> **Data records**
───

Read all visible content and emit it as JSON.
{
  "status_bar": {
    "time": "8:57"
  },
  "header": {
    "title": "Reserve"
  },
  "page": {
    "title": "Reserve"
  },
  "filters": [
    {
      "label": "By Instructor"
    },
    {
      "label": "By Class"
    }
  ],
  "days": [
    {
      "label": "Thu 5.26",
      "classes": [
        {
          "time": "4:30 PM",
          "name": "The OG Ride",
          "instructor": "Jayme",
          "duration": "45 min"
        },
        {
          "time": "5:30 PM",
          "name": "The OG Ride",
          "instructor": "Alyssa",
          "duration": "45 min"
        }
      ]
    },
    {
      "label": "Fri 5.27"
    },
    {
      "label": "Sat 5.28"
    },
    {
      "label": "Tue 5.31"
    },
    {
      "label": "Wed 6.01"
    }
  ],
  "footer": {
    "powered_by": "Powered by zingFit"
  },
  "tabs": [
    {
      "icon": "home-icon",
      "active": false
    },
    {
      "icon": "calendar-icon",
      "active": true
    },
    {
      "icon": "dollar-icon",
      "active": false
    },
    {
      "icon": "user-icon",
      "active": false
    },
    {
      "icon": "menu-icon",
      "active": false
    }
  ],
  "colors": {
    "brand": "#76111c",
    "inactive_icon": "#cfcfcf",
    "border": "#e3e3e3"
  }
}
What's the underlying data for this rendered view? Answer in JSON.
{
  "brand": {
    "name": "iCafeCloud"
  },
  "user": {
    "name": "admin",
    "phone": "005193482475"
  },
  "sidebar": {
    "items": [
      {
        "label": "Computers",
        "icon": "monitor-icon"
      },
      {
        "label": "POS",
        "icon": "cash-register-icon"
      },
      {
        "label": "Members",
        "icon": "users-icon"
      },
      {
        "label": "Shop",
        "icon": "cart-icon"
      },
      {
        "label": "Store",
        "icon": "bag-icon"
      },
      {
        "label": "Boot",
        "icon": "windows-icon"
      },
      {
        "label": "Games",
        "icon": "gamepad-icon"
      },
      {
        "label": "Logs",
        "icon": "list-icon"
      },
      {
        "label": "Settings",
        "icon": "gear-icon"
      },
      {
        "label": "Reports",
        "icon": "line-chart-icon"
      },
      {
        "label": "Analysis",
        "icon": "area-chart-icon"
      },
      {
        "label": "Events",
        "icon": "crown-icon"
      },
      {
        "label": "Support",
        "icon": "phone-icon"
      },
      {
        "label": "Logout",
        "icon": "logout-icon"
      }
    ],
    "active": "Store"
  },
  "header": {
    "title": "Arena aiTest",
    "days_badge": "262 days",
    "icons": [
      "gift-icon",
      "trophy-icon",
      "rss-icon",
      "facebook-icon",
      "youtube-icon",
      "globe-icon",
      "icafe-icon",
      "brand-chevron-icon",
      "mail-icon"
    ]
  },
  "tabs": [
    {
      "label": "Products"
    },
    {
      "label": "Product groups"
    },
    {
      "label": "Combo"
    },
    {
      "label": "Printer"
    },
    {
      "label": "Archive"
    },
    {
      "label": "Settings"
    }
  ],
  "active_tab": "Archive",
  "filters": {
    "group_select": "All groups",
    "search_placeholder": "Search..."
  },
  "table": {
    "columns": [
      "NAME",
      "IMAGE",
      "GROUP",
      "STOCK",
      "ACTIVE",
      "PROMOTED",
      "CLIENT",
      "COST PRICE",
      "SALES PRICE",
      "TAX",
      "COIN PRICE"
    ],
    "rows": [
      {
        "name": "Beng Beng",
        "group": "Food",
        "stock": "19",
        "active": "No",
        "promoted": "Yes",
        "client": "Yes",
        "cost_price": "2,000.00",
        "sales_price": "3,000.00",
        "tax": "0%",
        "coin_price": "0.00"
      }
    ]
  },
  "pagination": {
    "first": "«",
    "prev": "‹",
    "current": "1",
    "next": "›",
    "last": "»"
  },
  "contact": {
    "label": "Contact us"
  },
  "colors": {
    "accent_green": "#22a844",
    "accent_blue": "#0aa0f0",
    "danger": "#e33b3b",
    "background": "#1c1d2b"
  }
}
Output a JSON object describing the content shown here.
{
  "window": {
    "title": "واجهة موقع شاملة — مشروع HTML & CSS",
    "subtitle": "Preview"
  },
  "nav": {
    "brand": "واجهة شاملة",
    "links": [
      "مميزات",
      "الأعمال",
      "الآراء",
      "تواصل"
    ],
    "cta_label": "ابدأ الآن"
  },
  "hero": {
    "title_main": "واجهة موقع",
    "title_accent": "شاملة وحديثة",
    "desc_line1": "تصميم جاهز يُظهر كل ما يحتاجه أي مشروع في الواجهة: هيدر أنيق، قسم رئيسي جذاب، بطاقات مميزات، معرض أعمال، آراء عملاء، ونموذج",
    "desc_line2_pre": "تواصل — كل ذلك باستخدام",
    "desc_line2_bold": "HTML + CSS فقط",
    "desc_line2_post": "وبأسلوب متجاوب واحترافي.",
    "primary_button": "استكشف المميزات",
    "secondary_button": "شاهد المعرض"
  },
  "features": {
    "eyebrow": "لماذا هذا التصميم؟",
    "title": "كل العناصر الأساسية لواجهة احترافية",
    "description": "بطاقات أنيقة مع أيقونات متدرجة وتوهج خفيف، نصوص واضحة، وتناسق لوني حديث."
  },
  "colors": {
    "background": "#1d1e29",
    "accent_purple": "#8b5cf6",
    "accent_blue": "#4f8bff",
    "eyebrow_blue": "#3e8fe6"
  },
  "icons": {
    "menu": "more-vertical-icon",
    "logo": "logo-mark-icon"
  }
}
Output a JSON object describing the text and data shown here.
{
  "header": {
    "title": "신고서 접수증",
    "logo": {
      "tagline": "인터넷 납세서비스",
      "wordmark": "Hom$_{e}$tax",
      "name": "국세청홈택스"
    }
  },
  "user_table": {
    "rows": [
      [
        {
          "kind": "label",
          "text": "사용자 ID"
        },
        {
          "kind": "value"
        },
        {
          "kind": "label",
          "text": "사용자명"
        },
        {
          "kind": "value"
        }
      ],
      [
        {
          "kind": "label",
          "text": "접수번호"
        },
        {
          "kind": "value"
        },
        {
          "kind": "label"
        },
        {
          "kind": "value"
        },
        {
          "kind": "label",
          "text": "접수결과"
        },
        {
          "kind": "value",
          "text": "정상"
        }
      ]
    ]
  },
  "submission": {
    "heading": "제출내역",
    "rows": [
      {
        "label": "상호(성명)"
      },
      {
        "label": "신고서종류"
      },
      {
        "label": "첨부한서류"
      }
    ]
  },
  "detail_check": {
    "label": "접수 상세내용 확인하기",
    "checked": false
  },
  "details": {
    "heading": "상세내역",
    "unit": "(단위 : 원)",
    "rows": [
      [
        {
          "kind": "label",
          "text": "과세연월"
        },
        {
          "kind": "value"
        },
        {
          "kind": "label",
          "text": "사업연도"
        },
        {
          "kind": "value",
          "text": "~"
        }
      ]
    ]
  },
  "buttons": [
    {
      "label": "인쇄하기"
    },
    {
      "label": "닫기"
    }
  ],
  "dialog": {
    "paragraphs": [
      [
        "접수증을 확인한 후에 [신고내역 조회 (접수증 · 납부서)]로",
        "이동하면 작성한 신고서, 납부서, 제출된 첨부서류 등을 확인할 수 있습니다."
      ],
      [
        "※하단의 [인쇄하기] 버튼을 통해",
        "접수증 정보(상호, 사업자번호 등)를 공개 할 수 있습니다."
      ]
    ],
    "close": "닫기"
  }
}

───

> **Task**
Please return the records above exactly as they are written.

> **Exercise output**
Read all visible content and emit it as JSON.
{
  "status_bar": {
    "time": "8:57"
  },
  "header": {
    "title": "Reserve"
  },
  "page": {
    "title": "Reserve"
  },
  "filters": [
    {
      "label": "By Instructor"
    },
    {
      "label": "By Class"
    }
  ],
  "days": [
    {
      "label": "Thu 5.26",
      "classes": [
        {
          "time": "4:30 PM",
          "name": "The OG Ride",
          "instructor": "Jayme",
          "duration": "45 min"
        },
        {
          "time": "5:30 PM",
          "name": "The OG Ride",
          "instructor": "Alyssa",
          "duration": "45 min"
        }
      ]
    },
    {
      "label": "Fri 5.27"
    },
    {
      "label": "Sat 5.28"
    },
    {
      "label": "Tue 5.31"
    },
    {
      "label": "Wed 6.01"
    }
  ],
  "footer": {
    "powered_by": "Powered by zingFit"
  },
  "tabs": [
    {
      "icon": "home-icon",
      "active": false
    },
    {
      "icon": "calendar-icon",
      "active": true
    },
    {
      "icon": "dollar-icon",
      "active": false
    },
    {
      "icon": "user-icon",
      "active": false
    },
    {
      "icon": "menu-icon",
      "active": false
    }
  ],
  "colors": {
    "brand": "#76111c",
    "inactive_icon": "#cfcfcf",
    "border": "#e3e3e3"
  }
}
What's the underlying data for this rendered view? Answer in JSON.
{
  "brand": {
    "name": "iCafeCloud"
  },
  "user": {
    "name": "admin",
    "phone": "005193482475"
  },
  "sidebar": {
    "items": [
      {
        "label": "Computers",
        "icon": "monitor-icon"
      },
      {
        "label": "POS",
        "icon": "cash-register-icon"
      },
      {
        "label": "Members",
        "icon": "users-icon"
      },
      {
        "label": "Shop",
        "icon": "cart-icon"
      },
      {
        "label": "Store",
        "icon": "bag-icon"
      },
      {
        "label": "Boot",
        "icon": "windows-icon"
      },
      {
        "label": "Games",
        "icon": "gamepad-icon"
      },
      {
        "label": "Logs",
        "icon": "list-icon"
      },
      {
        "label": "Settings",
        "icon": "gear-icon"
      },
      {
        "label": "Reports",
        "icon": "line-chart-icon"
      },
      {
        "label": "Analysis",
        "icon": "area-chart-icon"
      },
      {
        "label": "Events",
        "icon": "crown-icon"
      },
      {
        "label": "Support",
        "icon": "phone-icon"
      },
      {
        "label": "Logout",
        "icon": "logout-icon"
      }
    ],
    "active": "Store"
  },
  "header": {
    "title": "Arena aiTest",
    "days_badge": "262 days",
    "icons": [
      "gift-icon",
      "trophy-icon",
      "rss-icon",
      "facebook-icon",
      "youtube-icon",
      "globe-icon",
      "icafe-icon",
      "brand-chevron-icon",
      "mail-icon"
    ]
  },
  "tabs": [
    {
      "label": "Products"
    },
    {
      "label": "Product groups"
    },
    {
      "label": "Combo"
    },
    {
      "label": "Printer"
    },
    {
      "label": "Archive"
    },
    {
      "label": "Settings"
    }
  ],
  "active_tab": "Archive",
  "filters": {
    "group_select": "All groups",
    "search_placeholder": "Search..."
  },
  "table": {
    "columns": [
      "NAME",
      "IMAGE",
      "GROUP",
      "STOCK",
      "ACTIVE",
      "PROMOTED",
      "CLIENT",
      "COST PRICE",
      "SALES PRICE",
      "TAX",
      "COIN PRICE"
    ],
    "rows": [
      {
        "name": "Beng Beng",
        "group": "Food",
        "stock": "19",
        "active": "No",
        "promoted": "Yes",
        "client": "Yes",
        "cost_price": "2,000.00",
        "sales_price": "3,000.00",
        "tax": "0%",
        "coin_price": "0.00"
      }
    ]
  },
  "pagination": {
    "first": "«",
    "prev": "‹",
    "current": "1",
    "next": "›",
    "last": "»"
  },
  "contact": {
    "label": "Contact us"
  },
  "colors": {
    "accent_green": "#22a844",
    "accent_blue": "#0aa0f0",
    "danger": "#e33b3b",
    "background": "#1c1d2b"
  }
}
Output a JSON object describing the content shown here.
{
  "window": {
    "title": "واجهة موقع شاملة — مشروع HTML & CSS",
    "subtitle": "Preview"
  },
  "nav": {
    "brand": "واجهة شاملة",
    "links": [
      "مميزات",
      "الأعمال",
      "الآراء",
      "تواصل"
    ],
    "cta_label": "ابدأ الآن"
  },
  "hero": {
    "title_main": "واجهة موقع",
    "title_accent": "شاملة وحديثة",
    "desc_line1": "تصميم جاهز يُظهر كل ما يحتاجه أي مشروع في الواجهة: هيدر أنيق، قسم رئيسي جذاب، بطاقات مميزات، معرض أعمال، آراء عملاء، ونموذج",
    "desc_line2_pre": "تواصل — كل ذلك باستخدام",
    "desc_line2_bold": "HTML + CSS فقط",
    "desc_line2_post": "وبأسلوب متجاوب واحترافي.",
    "primary_button": "استكشف المميزات",
    "secondary_button": "شاهد المعرض"
  },
  "features": {
    "eyebrow": "لماذا هذا التصميم؟",
    "title": "كل العناصر الأساسية لواجهة احترافية",
    "description": "بطاقات أنيقة مع أيقونات متدرجة وتوهج خفيف، نصوص واضحة، وتناسق لوني حديث."
  },
  "colors": {
    "background": "#1d1e29",
    "accent_purple": "#8b5cf6",
    "accent_blue": "#4f8bff",
    "eyebrow_blue": "#3e8fe6"
  },
  "icons": {
    "menu": "more-vertical-icon",
    "logo": "logo-mark-icon"
  }
}
Output a JSON object describing the text and data shown here.
{
  "header": {
    "title": "신고서 접수증",
    "logo": {
      "tagline": "인터넷 납세서비스",
      "wordmark": "Hom$_{e}$tax",
      "name": "국세청홈택스"
    }
  },
  "user_table": {
    "rows": [
      [
        {
          "kind": "label",
          "text": "사용자 ID"
        },
        {
          "kind": "value"
        },
        {
          "kind": "label",
          "text": "사용자명"
        },
        {
          "kind": "value"
        }
      ],
      [
        {
          "kind": "label",
          "text": "접수번호"
        },
        {
          "kind": "value"
        },
        {
          "kind": "label"
        },
        {
          "kind": "value"
        },
        {
          "kind": "label",
          "text": "접수결과"
        },
        {
          "kind": "value",
          "text": "정상"
        }
      ]
    ]
  },
  "submission": {
    "heading": "제출내역",
    "rows": [
      {
        "label": "상호(성명)"
      },
      {
        "label": "신고서종류"
      },
      {
        "label": "첨부한서류"
      }
    ]
  },
  "detail_check": {
    "label": "접수 상세내용 확인하기",
    "checked": false
  },
  "details": {
    "heading": "상세내역",
    "unit": "(단위 : 원)",
    "rows": [
      [
        {
          "kind": "label",
          "text": "과세연월"
        },
        {
          "kind": "value"
        },
        {
          "kind": "label",
          "text": "사업연도"
        },
        {
          "kind": "value",
          "text": "~"
        }
      ]
    ]
  },
  "buttons": [
    {
      "label": "인쇄하기"
    },
    {
      "label": "닫기"
    }
  ],
  "dialog": {
    "paragraphs": [
      [
        "접수증을 확인한 후에 [신고내역 조회 (접수증 · 납부서)]로",
        "이동하면 작성한 신고서, 납부서, 제출된 첨부서류 등을 확인할 수 있습니다."
      ],
      [
        "※하단의 [인쇄하기] 버튼을 통해",
        "접수증 정보(상호, 사업자번호 등)를 공개 할 수 있습니다."
      ]
    ],
    "close": "닫기"
  }
}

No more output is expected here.